**REQUIREMENT**
If a record holds a picture, skip the picture but print everything else exactly.

**DATA FOR THIS TASK**
[Start of section]
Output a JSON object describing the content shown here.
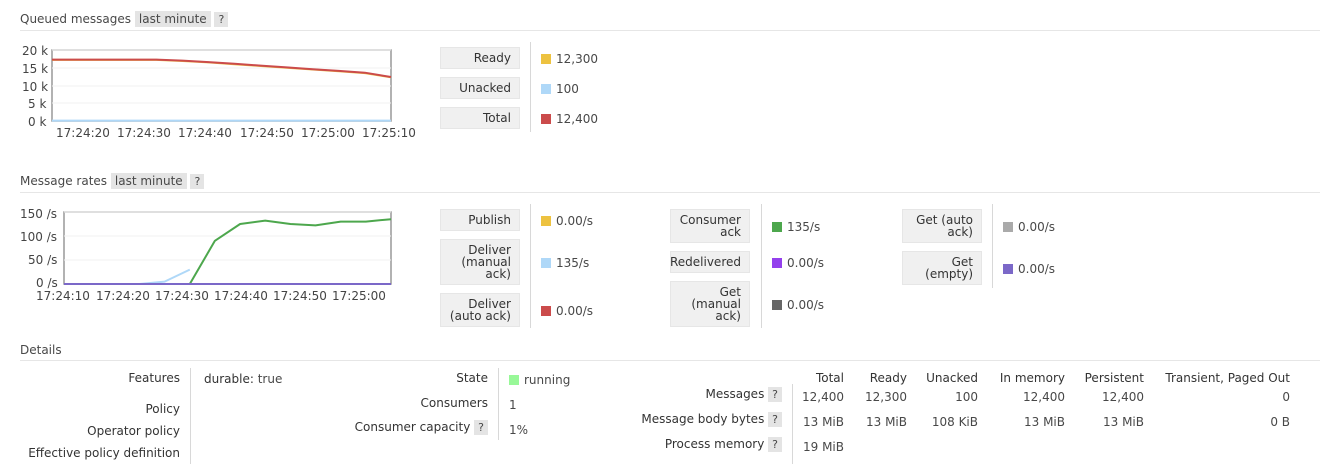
{
  "queued": {
    "title": "Queued messages",
    "range": "last minute",
    "help": "?",
    "legend": [
      {
        "label": "Ready",
        "value": "12,300",
        "color": "#edc240"
      },
      {
        "label": "Unacked",
        "value": "100",
        "color": "#afd8f8"
      },
      {
        "label": "Total",
        "value": "12,400",
        "color": "#cb4b4b"
      }
    ]
  },
  "rates": {
    "title": "Message rates",
    "range": "last minute",
    "help": "?",
    "legend_col1": [
      {
        "label": "Publish",
        "value": "0.00/s",
        "color": "#edc240"
      },
      {
        "label": "Deliver (manual ack)",
        "value": "135/s",
        "color": "#afd8f8"
      },
      {
        "label": "Deliver (auto ack)",
        "value": "0.00/s",
        "color": "#cb4b4b"
      }
    ],
    "legend_col2": [
      {
        "label": "Consumer ack",
        "value": "135/s",
        "color": "#4da74d"
      },
      {
        "label": "Redelivered",
        "value": "0.00/s",
        "color": "#9440ed"
      },
      {
        "label": "Get (manual ack)",
        "value": "0.00/s",
        "color": "#666666"
      }
    ],
    "legend_col3": [
      {
        "label": "Get (auto ack)",
        "value": "0.00/s",
        "color": "#aaaaaa"
      },
      {
        "label": "Get (empty)",
        "value": "0.00/s",
        "color": "#7b68c8"
      }
    ]
  },
  "chart_data": [
    {
      "type": "line",
      "title": "Queued messages",
      "x": [
        "17:24:10",
        "17:24:15",
        "17:24:20",
        "17:24:25",
        "17:24:30",
        "17:24:35",
        "17:24:40",
        "17:24:45",
        "17:24:50",
        "17:24:55",
        "17:25:00",
        "17:25:05",
        "17:25:10",
        "17:25:15"
      ],
      "x_ticks": [
        "17:24:20",
        "17:24:30",
        "17:24:40",
        "17:24:50",
        "17:25:00",
        "17:25:10"
      ],
      "y_ticks": [
        "20 k",
        "15 k",
        "10 k",
        "5 k",
        "0 k"
      ],
      "ylim": [
        0,
        20000
      ],
      "series": [
        {
          "name": "Ready",
          "color": "#edc240",
          "values": [
            17200,
            17200,
            17200,
            17200,
            17200,
            16900,
            16500,
            16000,
            15500,
            15000,
            14500,
            14000,
            13500,
            12300
          ]
        },
        {
          "name": "Unacked",
          "color": "#afd8f8",
          "values": [
            100,
            100,
            100,
            100,
            100,
            100,
            100,
            100,
            100,
            100,
            100,
            100,
            100,
            100
          ]
        },
        {
          "name": "Total",
          "color": "#cb4b4b",
          "values": [
            17300,
            17300,
            17300,
            17300,
            17300,
            17000,
            16600,
            16100,
            15600,
            15100,
            14600,
            14100,
            13600,
            12400
          ]
        }
      ]
    },
    {
      "type": "line",
      "title": "Message rates",
      "x": [
        "17:24:10",
        "17:24:15",
        "17:24:20",
        "17:24:25",
        "17:24:30",
        "17:24:35",
        "17:24:40",
        "17:24:45",
        "17:24:50",
        "17:24:55",
        "17:25:00",
        "17:25:05",
        "17:25:10"
      ],
      "x_ticks": [
        "17:24:10",
        "17:24:20",
        "17:24:30",
        "17:24:40",
        "17:24:50",
        "17:25:00"
      ],
      "y_ticks": [
        "150 /s",
        "100 /s",
        "50 /s",
        "0 /s"
      ],
      "ylim": [
        0,
        150
      ],
      "series": [
        {
          "name": "Deliver (manual ack)",
          "color": "#afd8f8",
          "values": [
            0,
            0,
            0,
            0,
            5,
            30,
            null,
            null,
            null,
            null,
            null,
            null,
            null,
            null
          ]
        },
        {
          "name": "Consumer ack",
          "color": "#4da74d",
          "values": [
            0,
            0,
            0,
            0,
            0,
            0,
            90,
            125,
            132,
            125,
            122,
            130,
            130,
            135
          ]
        },
        {
          "name": "Publish",
          "color": "#7b68c8",
          "values": [
            0,
            0,
            0,
            0,
            0,
            0,
            0,
            0,
            0,
            0,
            0,
            0,
            0,
            0
          ]
        }
      ]
    }
  ],
  "details": {
    "title": "Details",
    "features_label": "Features",
    "features_key": "durable:",
    "features_value": "true",
    "policy_label": "Policy",
    "operator_policy_label": "Operator policy",
    "effective_policy_label": "Effective policy definition",
    "state_label": "State",
    "state_value": "running",
    "consumers_label": "Consumers",
    "consumers_value": "1",
    "capacity_label": "Consumer capacity",
    "capacity_help": "?",
    "capacity_value": "1%",
    "table": {
      "headers": [
        "Total",
        "Ready",
        "Unacked",
        "In memory",
        "Persistent",
        "Transient, Paged Out"
      ],
      "rows": [
        {
          "label": "Messages",
          "help": "?",
          "values": [
            "12,400",
            "12,300",
            "100",
            "12,400",
            "12,400",
            "0"
          ]
        },
        {
          "label": "Message body bytes",
          "help": "?",
          "values": [
            "13 MiB",
            "13 MiB",
            "108 KiB",
            "13 MiB",
            "13 MiB",
            "0 B"
          ]
        },
        {
          "label": "Process memory",
          "help": "?",
          "values": [
            "19 MiB",
            "",
            "",
            "",
            "",
            ""
          ]
        }
      ]
    }
  }
}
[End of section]
**RESULT**
Output a JSON object describing the content shown here.
{
  "queued": {
    "title": "Queued messages",
    "range": "last minute",
    "help": "?",
    "legend": [
      {
        "label": "Ready",
        "value": "12,300",
        "color": "#edc240"
      },
      {
        "label": "Unacked",
        "value": "100",
        "color": "#afd8f8"
      },
      {
        "label": "Total",
        "value": "12,400",
        "color": "#cb4b4b"
      }
    ]
  },
  "rates": {
    "title": "Message rates",
    "range": "last minute",
    "help": "?",
    "legend_col1": [
      {
        "label": "Publish",
        "value": "0.00/s",
        "color": "#edc240"
      },
      {
        "label": "Deliver (manual ack)",
        "value": "135/s",
        "color": "#afd8f8"
      },
      {
        "label": "Deliver (auto ack)",
        "value": "0.00/s",
        "color": "#cb4b4b"
      }
    ],
    "legend_col2": [
      {
        "label": "Consumer ack",
        "value": "135/s",
        "color": "#4da74d"
      },
      {
        "label": "Redelivered",
        "value": "0.00/s",
        "color": "#9440ed"
      },
      {
        "label": "Get (manual ack)",
        "value": "0.00/s",
        "color": "#666666"
      }
    ],
    "legend_col3": [
      {
        "label": "Get (auto ack)",
        "value": "0.00/s",
        "color": "#aaaaaa"
      },
      {
        "label": "Get (empty)",
        "value": "0.00/s",
        "color": "#7b68c8"
      }
    ]
  },
  "chart_data": [
    {
      "type": "line",
      "title": "Queued messages",
      "x": [
        "17:24:10",
        "17:24:15",
        "17:24:20",
        "17:24:25",
        "17:24:30",
        "17:24:35",
        "17:24:40",
        "17:24:45",
        "17:24:50",
        "17:24:55",
        "17:25:00",
        "17:25:05",
        "17:25:10",
        "17:25:15"
      ],
      "x_ticks": [
        "17:24:20",
        "17:24:30",
        "17:24:40",
        "17:24:50",
        "17:25:00",
        "17:25:10"
      ],
      "y_ticks": [
        "20 k",
        "15 k",
        "10 k",
        "5 k",
        "0 k"
      ],
      "ylim": [
        0,
        20000
      ],
      "series": [
        {
          "name": "Ready",
          "color": "#edc240",
          "values": [
            17200,
            17200,
            17200,
            17200,
            17200,
            16900,
            16500,
            16000,
            15500,
            15000,
            14500,
            14000,
            13500,
            12300
          ]
        },
        {
          "name": "Unacked",
          "color": "#afd8f8",
          "values": [
            100,
            100,
            100,
            100,
            100,
            100,
            100,
            100,
            100,
            100,
            100,
            100,
            100,
            100
          ]
        },
        {
          "name": "Total",
          "color": "#cb4b4b",
          "values": [
            17300,
            17300,
            17300,
            17300,
            17300,
            17000,
            16600,
            16100,
            15600,
            15100,
            14600,
            14100,
            13600,
            12400
          ]
        }
      ]
    },
    {
      "type": "line",
      "title": "Message rates",
      "x": [
        "17:24:10",
        "17:24:15",
        "17:24:20",
        "17:24:25",
        "17:24:30",
        "17:24:35",
        "17:24:40",
        "17:24:45",
        "17:24:50",
        "17:24:55",
        "17:25:00",
        "17:25:05",
        "17:25:10"
      ],
      "x_ticks": [
        "17:24:10",
        "17:24:20",
        "17:24:30",
        "17:24:40",
        "17:24:50",
        "17:25:00"
      ],
      "y_ticks": [
        "150 /s",
        "100 /s",
        "50 /s",
        "0 /s"
      ],
      "ylim": [
        0,
        150
      ],
      "series": [
        {
          "name": "Deliver (manual ack)",
          "color": "#afd8f8",
          "values": [
            0,
            0,
            0,
            0,
            5,
            30,
            null,
            null,
            null,
            null,
            null,
            null,
            null,
            null
          ]
        },
        {
          "name": "Consumer ack",
          "color": "#4da74d",
          "values": [
            0,
            0,
            0,
            0,
            0,
            0,
            90,
            125,
            132,
            125,
            122,
            130,
            130,
            135
          ]
        },
        {
          "name": "Publish",
          "color": "#7b68c8",
          "values": [
            0,
            0,
            0,
            0,
            0,
            0,
            0,
            0,
            0,
            0,
            0,
            0,
            0,
            0
          ]
        }
      ]
    }
  ],
  "details": {
    "title": "Details",
    "features_label": "Features",
    "features_key": "durable:",
    "features_value": "true",
    "policy_label": "Policy",
    "operator_policy_label": "Operator policy",
    "effective_policy_label": "Effective policy definition",
    "state_label": "State",
    "state_value": "running",
    "consumers_label": "Consumers",
    "consumers_value": "1",
    "capacity_label": "Consumer capacity",
    "capacity_help": "?",
    "capacity_value": "1%",
    "table": {
      "headers": [
        "Total",
        "Ready",
        "Unacked",
        "In memory",
        "Persistent",
        "Transient, Paged Out"
      ],
      "rows": [
        {
          "label": "Messages",
          "help": "?",
          "values": [
            "12,400",
            "12,300",
            "100",
            "12,400",
            "12,400",
            "0"
          ]
        },
        {
          "label": "Message body bytes",
          "help": "?",
          "values": [
            "13 MiB",
            "13 MiB",
            "108 KiB",
            "13 MiB",
            "13 MiB",
            "0 B"
          ]
        },
        {
          "label": "Process memory",
          "help": "?",
          "values": [
            "19 MiB",
            "",
            "",
            "",
            "",
            ""
          ]
        }
      ]
    }
  }
}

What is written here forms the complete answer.